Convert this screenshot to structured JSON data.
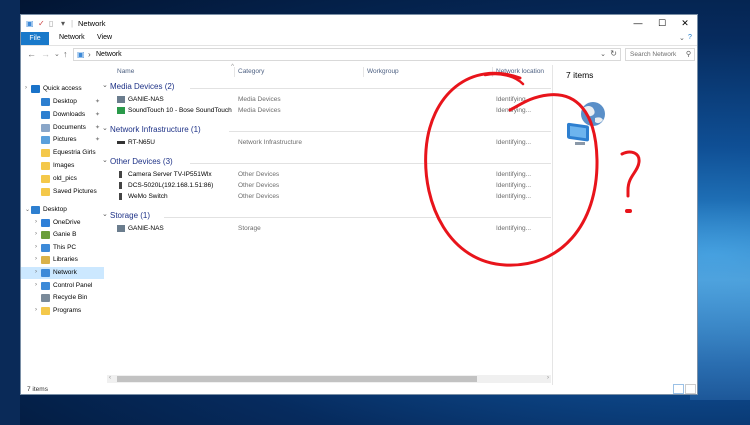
{
  "window": {
    "title": "Network",
    "controls": {
      "minimize": "—",
      "maximize": "☐",
      "close": "✕"
    }
  },
  "ribbon": {
    "tabs": [
      {
        "label": "File"
      },
      {
        "label": "Network"
      },
      {
        "label": "View"
      }
    ],
    "help": "?"
  },
  "address": {
    "back": "←",
    "forward": "→",
    "recent": "⌄",
    "up": "↑",
    "path_separator": "›",
    "path": "Network",
    "search_placeholder": "Search Network"
  },
  "sidebar": {
    "items": [
      {
        "label": "Quick access",
        "icon": "star-icon",
        "color": "#1a73c9"
      },
      {
        "label": "Desktop",
        "icon": "folder-icon",
        "color": "#2d7fd0",
        "pinned": true
      },
      {
        "label": "Downloads",
        "icon": "download-icon",
        "color": "#2d7fd0",
        "pinned": true
      },
      {
        "label": "Documents",
        "icon": "documents-icon",
        "color": "#8aa6c8",
        "pinned": true
      },
      {
        "label": "Pictures",
        "icon": "pictures-icon",
        "color": "#5aa0dc",
        "pinned": true
      },
      {
        "label": "Equestria Girls",
        "icon": "folder-icon",
        "color": "#f4c84a"
      },
      {
        "label": "Images",
        "icon": "folder-icon",
        "color": "#f4c84a"
      },
      {
        "label": "old_pics",
        "icon": "folder-icon",
        "color": "#f4c84a"
      },
      {
        "label": "Saved Pictures",
        "icon": "folder-icon",
        "color": "#f4c84a"
      },
      {
        "label": "Desktop",
        "icon": "desktop-icon",
        "color": "#2d7fd0"
      },
      {
        "label": "OneDrive",
        "icon": "cloud-icon",
        "color": "#2f80d8"
      },
      {
        "label": "Ganie B",
        "icon": "user-icon",
        "color": "#6a9e3a"
      },
      {
        "label": "This PC",
        "icon": "computer-icon",
        "color": "#3d8ad8"
      },
      {
        "label": "Libraries",
        "icon": "libraries-icon",
        "color": "#d9b24a"
      },
      {
        "label": "Network",
        "icon": "network-icon",
        "color": "#3d8ad8",
        "selected": true
      },
      {
        "label": "Control Panel",
        "icon": "control-panel-icon",
        "color": "#3d8ad8"
      },
      {
        "label": "Recycle Bin",
        "icon": "recycle-bin-icon",
        "color": "#7a8a99"
      },
      {
        "label": "Programs",
        "icon": "folder-icon",
        "color": "#f4c84a"
      }
    ]
  },
  "columns": {
    "name": "Name",
    "category": "Category",
    "workgroup": "Workgroup",
    "network_location": "Network location",
    "sort_indicator": "^"
  },
  "groups": [
    {
      "title": "Media Devices (2)",
      "items": [
        {
          "name": "GANIE-NAS",
          "category": "Media Devices",
          "location": "Identifying...",
          "icon": "media-device-icon"
        },
        {
          "name": "SoundTouch 10 - Bose SoundTouch",
          "category": "Media Devices",
          "location": "Identifying...",
          "icon": "speaker-icon"
        }
      ]
    },
    {
      "title": "Network Infrastructure (1)",
      "items": [
        {
          "name": "RT-N65U",
          "category": "Network Infrastructure",
          "location": "Identifying...",
          "icon": "router-icon"
        }
      ]
    },
    {
      "title": "Other Devices (3)",
      "items": [
        {
          "name": "Camera Server TV-IP551Wlx",
          "category": "Other Devices",
          "location": "Identifying...",
          "icon": "device-icon"
        },
        {
          "name": "DCS-5020L(192.168.1.51:86)",
          "category": "Other Devices",
          "location": "Identifying...",
          "icon": "device-icon"
        },
        {
          "name": "WeMo Switch",
          "category": "Other Devices",
          "location": "Identifying...",
          "icon": "device-icon"
        }
      ]
    },
    {
      "title": "Storage (1)",
      "items": [
        {
          "name": "GANIE-NAS",
          "category": "Storage",
          "location": "Identifying...",
          "icon": "storage-icon"
        }
      ]
    }
  ],
  "preview": {
    "count": "7 items",
    "icon": "network-globe-icon"
  },
  "status": {
    "count": "7 items"
  },
  "annotation": {
    "mark": "?",
    "color": "#e8141b"
  }
}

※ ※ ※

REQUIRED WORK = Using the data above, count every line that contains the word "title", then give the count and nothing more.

OUTPUT BELOW = 5